I was walking around the mall in lock step with Mexicans, probably looking just as hopeless, slack-jawed, and without a clue. You could tell by the clothes, jewelry, and haircuts that these were for the most part working Mexicans, which meant they labored hard for twenty bucks a day.

No one at this Tijuana mall is on a shopping spree. Instead, the mall is a kind of mirage laid out for the underclass. I was sure that one day out of the week they mill around from one store to another, not buying much, inevitably ending up in the food court, where they buy a cheap burrito or some fast food from Burger King, Carl’s Jr., Subway. There aren’t enough tables to seat the mob so clumps of people stand holding plastic trays, waiting for a table to open.

The mall feels like a holding tank for the dispossessed. No one has to round up the powerless lower class and bus them here. They round themselves up and after a few hours at the mall they’ll return to their cinderblock casas with mattresses on the floor.

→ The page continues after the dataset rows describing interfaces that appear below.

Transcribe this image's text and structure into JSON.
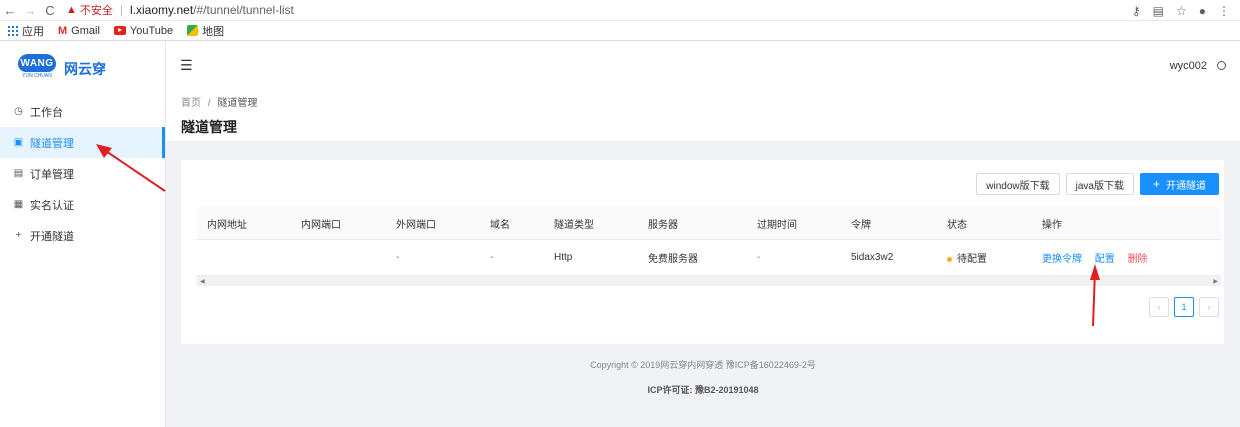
{
  "browser": {
    "back": "←",
    "forward": "→",
    "reload": "C",
    "security_label": "不安全",
    "url_host": "l.xiaomy.net",
    "url_path": "/#/tunnel/tunnel-list",
    "bookmarks": [
      {
        "label": "应用",
        "icon": "apps-grid-icon"
      },
      {
        "label": "Gmail",
        "icon": "gmail-icon"
      },
      {
        "label": "YouTube",
        "icon": "youtube-icon"
      },
      {
        "label": "地图",
        "icon": "maps-icon"
      }
    ]
  },
  "logo": {
    "badge": "WANG",
    "sub": "YUN CHUAN",
    "title": "网云穿"
  },
  "sidebar": {
    "items": [
      {
        "label": "工作台",
        "icon": "clock-icon",
        "glyph": "◷"
      },
      {
        "label": "隧道管理",
        "icon": "tunnel-icon",
        "glyph": "▣",
        "active": true
      },
      {
        "label": "订单管理",
        "icon": "order-icon",
        "glyph": "▤"
      },
      {
        "label": "实名认证",
        "icon": "id-card-icon",
        "glyph": "▦"
      },
      {
        "label": "开通隧道",
        "icon": "plus-icon",
        "glyph": "+"
      }
    ]
  },
  "topbar": {
    "fold_glyph": "☰",
    "username": "wyc002"
  },
  "breadcrumb": {
    "home": "首页",
    "sep": "/",
    "current": "隧道管理"
  },
  "page_title": "隧道管理",
  "toolbar": {
    "window_download": "window版下载",
    "java_download": "java版下载",
    "open_tunnel": "开通隧道",
    "open_tunnel_glyph": "+"
  },
  "table": {
    "columns": [
      "内网地址",
      "内网端口",
      "外网端口",
      "域名",
      "隧道类型",
      "服务器",
      "过期时间",
      "令牌",
      "状态",
      "操作"
    ],
    "rows": [
      {
        "internal_addr": "",
        "internal_port": "",
        "external_port": "-",
        "domain": "-",
        "type": "Http",
        "server": "免费服务器",
        "expire": "-",
        "token": "5idax3w2",
        "status": "待配置",
        "actions": {
          "change_token": "更换令牌",
          "configure": "配置",
          "delete": "删除"
        }
      }
    ]
  },
  "pagination": {
    "prev": "‹",
    "current": "1",
    "next": "›"
  },
  "footer": {
    "copyright": "Copyright © 2019网云穿内网穿透 豫ICP备16022469-2号",
    "license": "ICP许可证: 豫B2-20191048"
  },
  "colors": {
    "primary": "#1890ff",
    "danger": "#ff4d4f",
    "warning": "#faad14",
    "annotation": "#e02020"
  }
}
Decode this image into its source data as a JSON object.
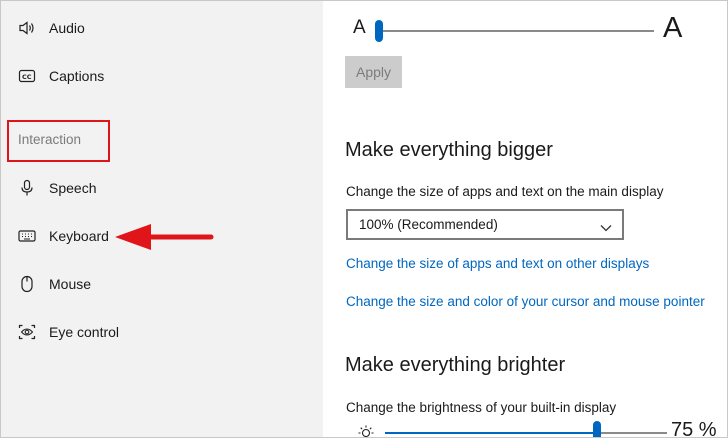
{
  "sidebar": {
    "items": [
      {
        "label": "Audio",
        "icon": "speaker-icon"
      },
      {
        "label": "Captions",
        "icon": "captions-icon"
      },
      {
        "label": "Speech",
        "icon": "microphone-icon"
      },
      {
        "label": "Keyboard",
        "icon": "keyboard-icon"
      },
      {
        "label": "Mouse",
        "icon": "mouse-icon"
      },
      {
        "label": "Eye control",
        "icon": "eye-control-icon"
      }
    ],
    "section_label": "Interaction"
  },
  "annotation": {
    "color": "#e0151a"
  },
  "text_size": {
    "small_a": "A",
    "large_a": "A",
    "apply_label": "Apply",
    "slider_value": 0.0
  },
  "bigger": {
    "heading": "Make everything bigger",
    "description": "Change the size of apps and text on the main display",
    "selected_option": "100% (Recommended)",
    "link_other_displays": "Change the size of apps and text on other displays",
    "link_cursor": "Change the size and color of your cursor and mouse pointer"
  },
  "brighter": {
    "heading": "Make everything brighter",
    "description": "Change the brightness of your built-in display",
    "brightness_text": "75 %",
    "brightness_value": 75
  },
  "colors": {
    "accent": "#0067c0",
    "sidebar_bg": "#f2f2f2"
  }
}
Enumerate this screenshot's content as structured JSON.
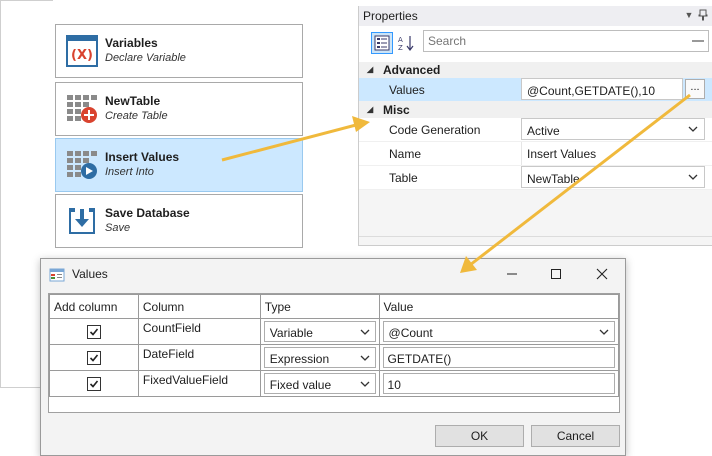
{
  "workflow": {
    "items": [
      {
        "name": "Variables",
        "subtitle": "Declare Variable",
        "icon": "variables-icon",
        "selected": false
      },
      {
        "name": "NewTable",
        "subtitle": "Create Table",
        "icon": "create-table-icon",
        "selected": false
      },
      {
        "name": "Insert Values",
        "subtitle": "Insert Into",
        "icon": "insert-into-icon",
        "selected": true
      },
      {
        "name": "Save Database",
        "subtitle": "Save",
        "icon": "save-database-icon",
        "selected": false
      }
    ]
  },
  "properties": {
    "title": "Properties",
    "search_placeholder": "Search",
    "categories": [
      {
        "label": "Advanced",
        "rows": [
          {
            "name": "Values",
            "value": "@Count,GETDATE(),10",
            "editor": "ellipsis",
            "ellipsis_label": "...",
            "selected": true
          }
        ]
      },
      {
        "label": "Misc",
        "rows": [
          {
            "name": "Code Generation",
            "value": "Active",
            "editor": "dropdown"
          },
          {
            "name": "Name",
            "value": "Insert Values",
            "editor": "text"
          },
          {
            "name": "Table",
            "value": "NewTable",
            "editor": "dropdown"
          }
        ]
      }
    ]
  },
  "dialog": {
    "title": "Values",
    "columns": [
      "Add column",
      "Column",
      "Type",
      "Value"
    ],
    "rows": [
      {
        "checked": true,
        "column": "CountField",
        "type": "Variable",
        "value": "@Count",
        "value_editor": "dropdown"
      },
      {
        "checked": true,
        "column": "DateField",
        "type": "Expression",
        "value": "GETDATE()",
        "value_editor": "text"
      },
      {
        "checked": true,
        "column": "FixedValueField",
        "type": "Fixed value",
        "value": "10",
        "value_editor": "text"
      }
    ],
    "ok_label": "OK",
    "cancel_label": "Cancel"
  },
  "colors": {
    "selection": "#cce8ff",
    "arrow": "#f0b93c",
    "icon_blue": "#2e6da4",
    "icon_red": "#d9432f"
  }
}
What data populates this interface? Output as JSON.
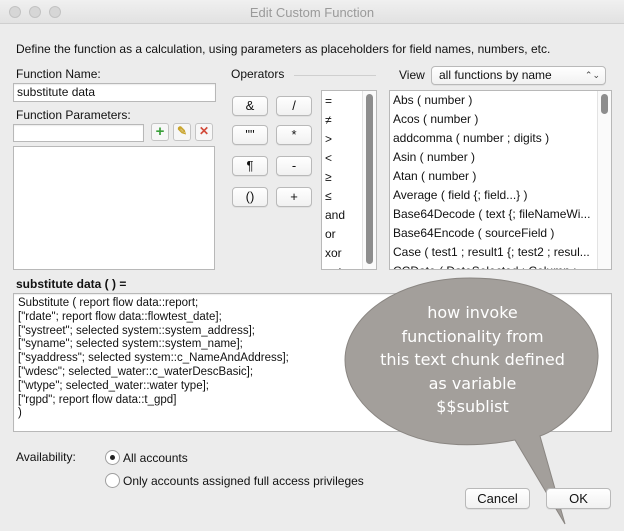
{
  "window": {
    "title": "Edit Custom Function"
  },
  "instructions": "Define the function as a calculation, using parameters as placeholders for field names, numbers, etc.",
  "function_name": {
    "label": "Function Name:",
    "value": "substitute data"
  },
  "function_parameters": {
    "label": "Function Parameters:",
    "value": ""
  },
  "operators": {
    "label": "Operators",
    "buttons": [
      "&",
      "/",
      "\"\"",
      "*",
      "¶",
      "-",
      "()",
      "+"
    ],
    "list": [
      "=",
      "≠",
      ">",
      "<",
      "≥",
      "≤",
      "and",
      "or",
      "xor",
      "not"
    ]
  },
  "view": {
    "label": "View",
    "selected": "all functions by name",
    "functions": [
      "Abs ( number )",
      "Acos ( number )",
      "addcomma ( number ; digits )",
      "Asin ( number )",
      "Atan ( number )",
      "Average ( field {; field...} )",
      "Base64Decode ( text {; fileNameWi...",
      "Base64Encode ( sourceField )",
      "Case ( test1 ; result1 {; test2 ; resul...",
      "CCDate ( DateSelected ; Column ;"
    ]
  },
  "calc": {
    "label": "substitute data (  ) =",
    "lines": [
      "Substitute ( report flow data::report;",
      "[\"rdate\"; report flow data::flowtest_date];",
      "[\"systreet\"; selected system::system_address];",
      "[\"syname\"; selected system::system_name];",
      "[\"syaddress\"; selected system::c_NameAndAddress];",
      "[\"wdesc\"; selected_water::c_waterDescBasic];",
      "[\"wtype\"; selected_water::water type];",
      "[\"rgpd\"; report flow data::t_gpd]",
      ")"
    ]
  },
  "callout": {
    "lines": [
      "how invoke",
      "functionality from",
      "this text chunk defined",
      "as variable",
      "$$sublist"
    ]
  },
  "availability": {
    "label": "Availability:",
    "options": [
      "All accounts",
      "Only accounts assigned full access privileges"
    ],
    "selected_index": 0
  },
  "buttons": {
    "cancel": "Cancel",
    "ok": "OK"
  }
}
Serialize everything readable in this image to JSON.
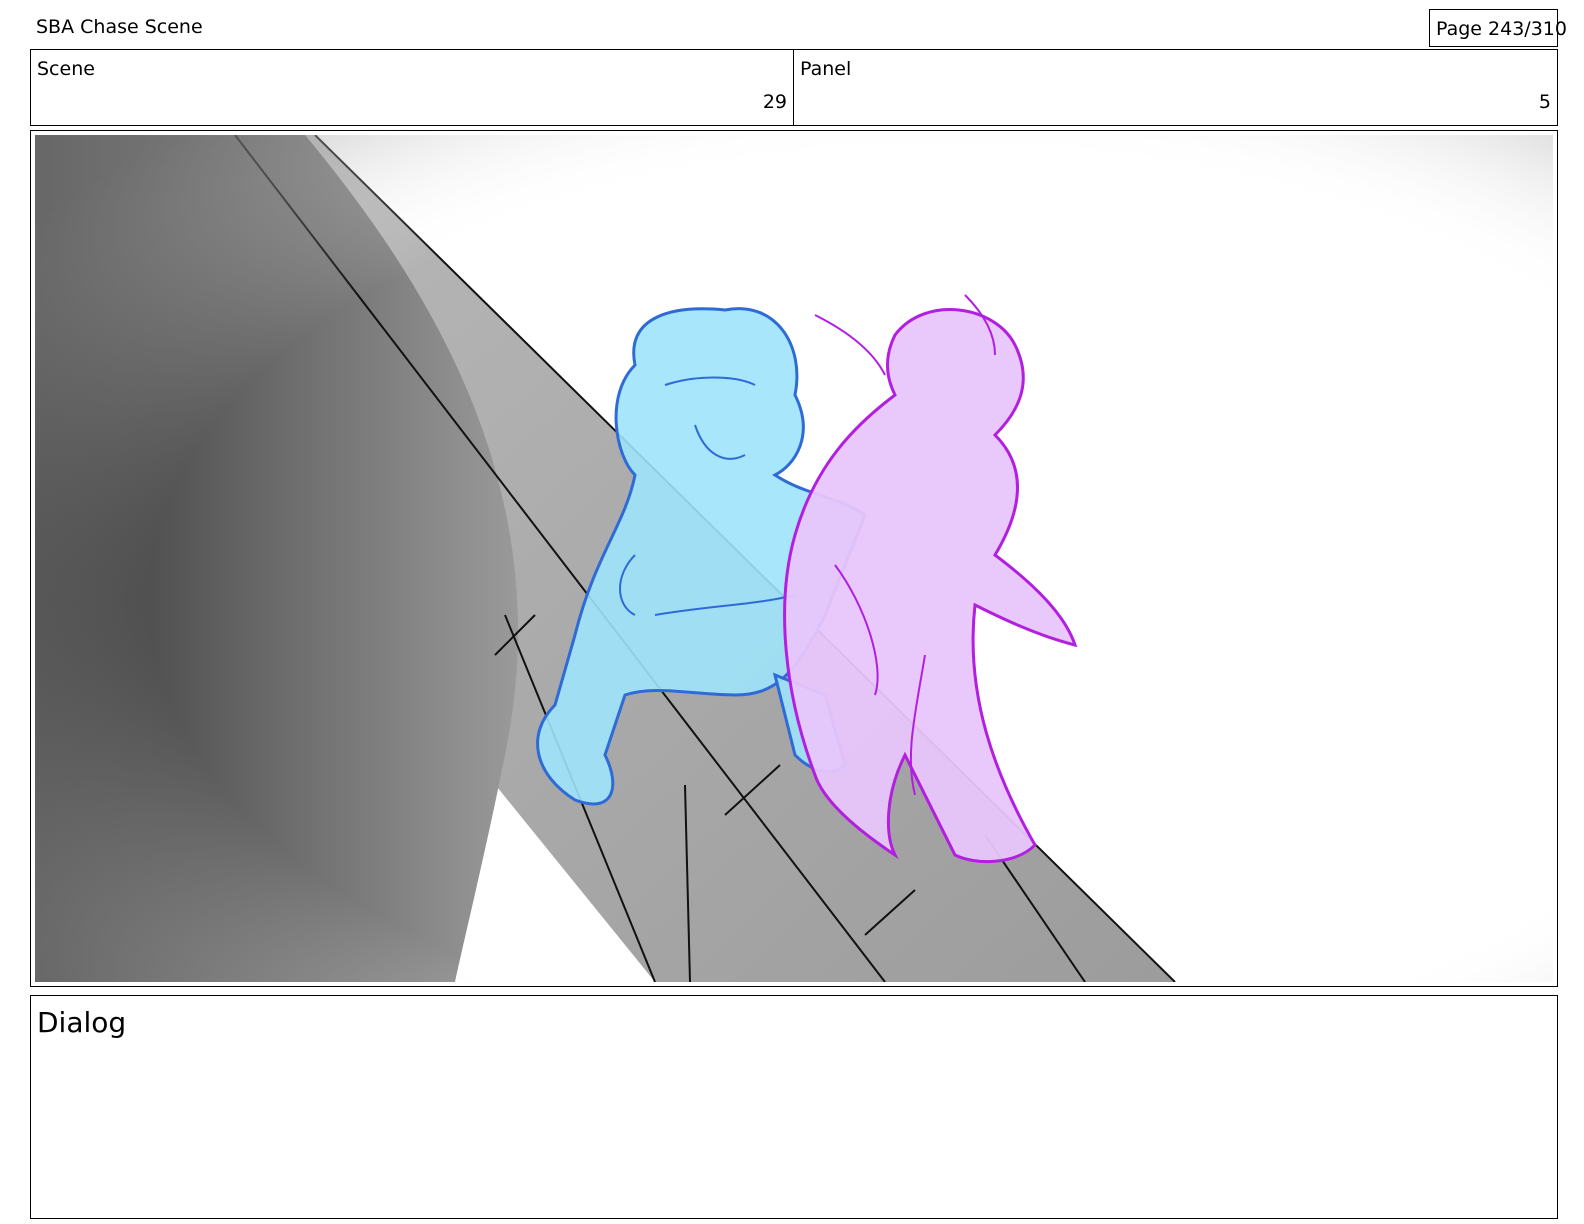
{
  "header": {
    "project_title": "SBA Chase Scene",
    "page_indicator": "Page 243/310"
  },
  "scene": {
    "label": "Scene",
    "value": "29"
  },
  "panel": {
    "label": "Panel",
    "value": "5"
  },
  "dialog": {
    "label": "Dialog",
    "text": ""
  },
  "colors": {
    "blue_character_fill": "#9fe3fb",
    "blue_character_line": "#2f6bd6",
    "pink_character_fill": "#e8c6fb",
    "pink_character_line": "#b21fe0",
    "wall_dark": "#3c3c3c",
    "walkway_gray": "#a3a3a3"
  }
}
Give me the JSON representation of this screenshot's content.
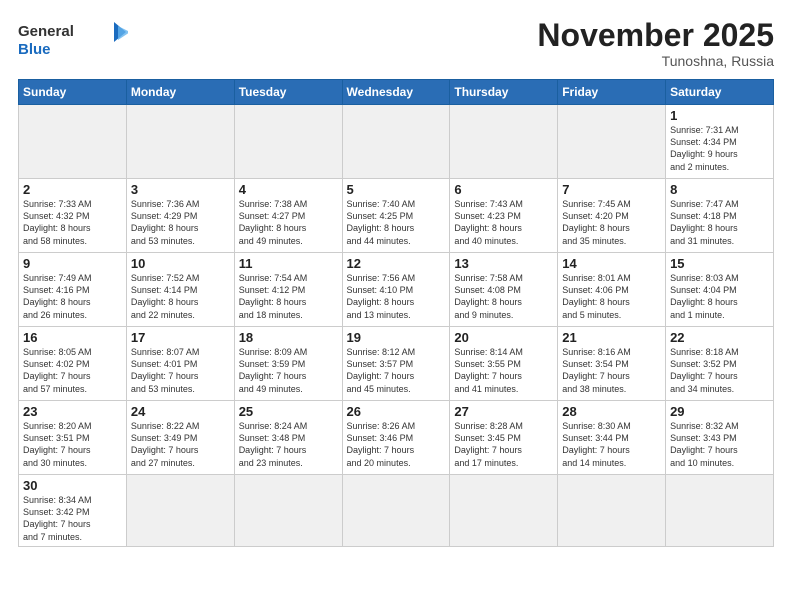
{
  "header": {
    "logo_general": "General",
    "logo_blue": "Blue",
    "month_title": "November 2025",
    "location": "Tunoshna, Russia"
  },
  "weekdays": [
    "Sunday",
    "Monday",
    "Tuesday",
    "Wednesday",
    "Thursday",
    "Friday",
    "Saturday"
  ],
  "weeks": [
    [
      {
        "day": "",
        "info": ""
      },
      {
        "day": "",
        "info": ""
      },
      {
        "day": "",
        "info": ""
      },
      {
        "day": "",
        "info": ""
      },
      {
        "day": "",
        "info": ""
      },
      {
        "day": "",
        "info": ""
      },
      {
        "day": "1",
        "info": "Sunrise: 7:31 AM\nSunset: 4:34 PM\nDaylight: 9 hours\nand 2 minutes."
      }
    ],
    [
      {
        "day": "2",
        "info": "Sunrise: 7:33 AM\nSunset: 4:32 PM\nDaylight: 8 hours\nand 58 minutes."
      },
      {
        "day": "3",
        "info": "Sunrise: 7:36 AM\nSunset: 4:29 PM\nDaylight: 8 hours\nand 53 minutes."
      },
      {
        "day": "4",
        "info": "Sunrise: 7:38 AM\nSunset: 4:27 PM\nDaylight: 8 hours\nand 49 minutes."
      },
      {
        "day": "5",
        "info": "Sunrise: 7:40 AM\nSunset: 4:25 PM\nDaylight: 8 hours\nand 44 minutes."
      },
      {
        "day": "6",
        "info": "Sunrise: 7:43 AM\nSunset: 4:23 PM\nDaylight: 8 hours\nand 40 minutes."
      },
      {
        "day": "7",
        "info": "Sunrise: 7:45 AM\nSunset: 4:20 PM\nDaylight: 8 hours\nand 35 minutes."
      },
      {
        "day": "8",
        "info": "Sunrise: 7:47 AM\nSunset: 4:18 PM\nDaylight: 8 hours\nand 31 minutes."
      }
    ],
    [
      {
        "day": "9",
        "info": "Sunrise: 7:49 AM\nSunset: 4:16 PM\nDaylight: 8 hours\nand 26 minutes."
      },
      {
        "day": "10",
        "info": "Sunrise: 7:52 AM\nSunset: 4:14 PM\nDaylight: 8 hours\nand 22 minutes."
      },
      {
        "day": "11",
        "info": "Sunrise: 7:54 AM\nSunset: 4:12 PM\nDaylight: 8 hours\nand 18 minutes."
      },
      {
        "day": "12",
        "info": "Sunrise: 7:56 AM\nSunset: 4:10 PM\nDaylight: 8 hours\nand 13 minutes."
      },
      {
        "day": "13",
        "info": "Sunrise: 7:58 AM\nSunset: 4:08 PM\nDaylight: 8 hours\nand 9 minutes."
      },
      {
        "day": "14",
        "info": "Sunrise: 8:01 AM\nSunset: 4:06 PM\nDaylight: 8 hours\nand 5 minutes."
      },
      {
        "day": "15",
        "info": "Sunrise: 8:03 AM\nSunset: 4:04 PM\nDaylight: 8 hours\nand 1 minute."
      }
    ],
    [
      {
        "day": "16",
        "info": "Sunrise: 8:05 AM\nSunset: 4:02 PM\nDaylight: 7 hours\nand 57 minutes."
      },
      {
        "day": "17",
        "info": "Sunrise: 8:07 AM\nSunset: 4:01 PM\nDaylight: 7 hours\nand 53 minutes."
      },
      {
        "day": "18",
        "info": "Sunrise: 8:09 AM\nSunset: 3:59 PM\nDaylight: 7 hours\nand 49 minutes."
      },
      {
        "day": "19",
        "info": "Sunrise: 8:12 AM\nSunset: 3:57 PM\nDaylight: 7 hours\nand 45 minutes."
      },
      {
        "day": "20",
        "info": "Sunrise: 8:14 AM\nSunset: 3:55 PM\nDaylight: 7 hours\nand 41 minutes."
      },
      {
        "day": "21",
        "info": "Sunrise: 8:16 AM\nSunset: 3:54 PM\nDaylight: 7 hours\nand 38 minutes."
      },
      {
        "day": "22",
        "info": "Sunrise: 8:18 AM\nSunset: 3:52 PM\nDaylight: 7 hours\nand 34 minutes."
      }
    ],
    [
      {
        "day": "23",
        "info": "Sunrise: 8:20 AM\nSunset: 3:51 PM\nDaylight: 7 hours\nand 30 minutes."
      },
      {
        "day": "24",
        "info": "Sunrise: 8:22 AM\nSunset: 3:49 PM\nDaylight: 7 hours\nand 27 minutes."
      },
      {
        "day": "25",
        "info": "Sunrise: 8:24 AM\nSunset: 3:48 PM\nDaylight: 7 hours\nand 23 minutes."
      },
      {
        "day": "26",
        "info": "Sunrise: 8:26 AM\nSunset: 3:46 PM\nDaylight: 7 hours\nand 20 minutes."
      },
      {
        "day": "27",
        "info": "Sunrise: 8:28 AM\nSunset: 3:45 PM\nDaylight: 7 hours\nand 17 minutes."
      },
      {
        "day": "28",
        "info": "Sunrise: 8:30 AM\nSunset: 3:44 PM\nDaylight: 7 hours\nand 14 minutes."
      },
      {
        "day": "29",
        "info": "Sunrise: 8:32 AM\nSunset: 3:43 PM\nDaylight: 7 hours\nand 10 minutes."
      }
    ],
    [
      {
        "day": "30",
        "info": "Sunrise: 8:34 AM\nSunset: 3:42 PM\nDaylight: 7 hours\nand 7 minutes."
      },
      {
        "day": "",
        "info": ""
      },
      {
        "day": "",
        "info": ""
      },
      {
        "day": "",
        "info": ""
      },
      {
        "day": "",
        "info": ""
      },
      {
        "day": "",
        "info": ""
      },
      {
        "day": "",
        "info": ""
      }
    ]
  ]
}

These people aren’t going to rock the boat. Most of them accept their fate—this is how high they’re going to fly.

And next weekend, they’ll head back to the mall and stare at all the merchandise on display, maybe examining a price tag or two, and settling for a lousy meal at the food court.

No one’s going anywhere.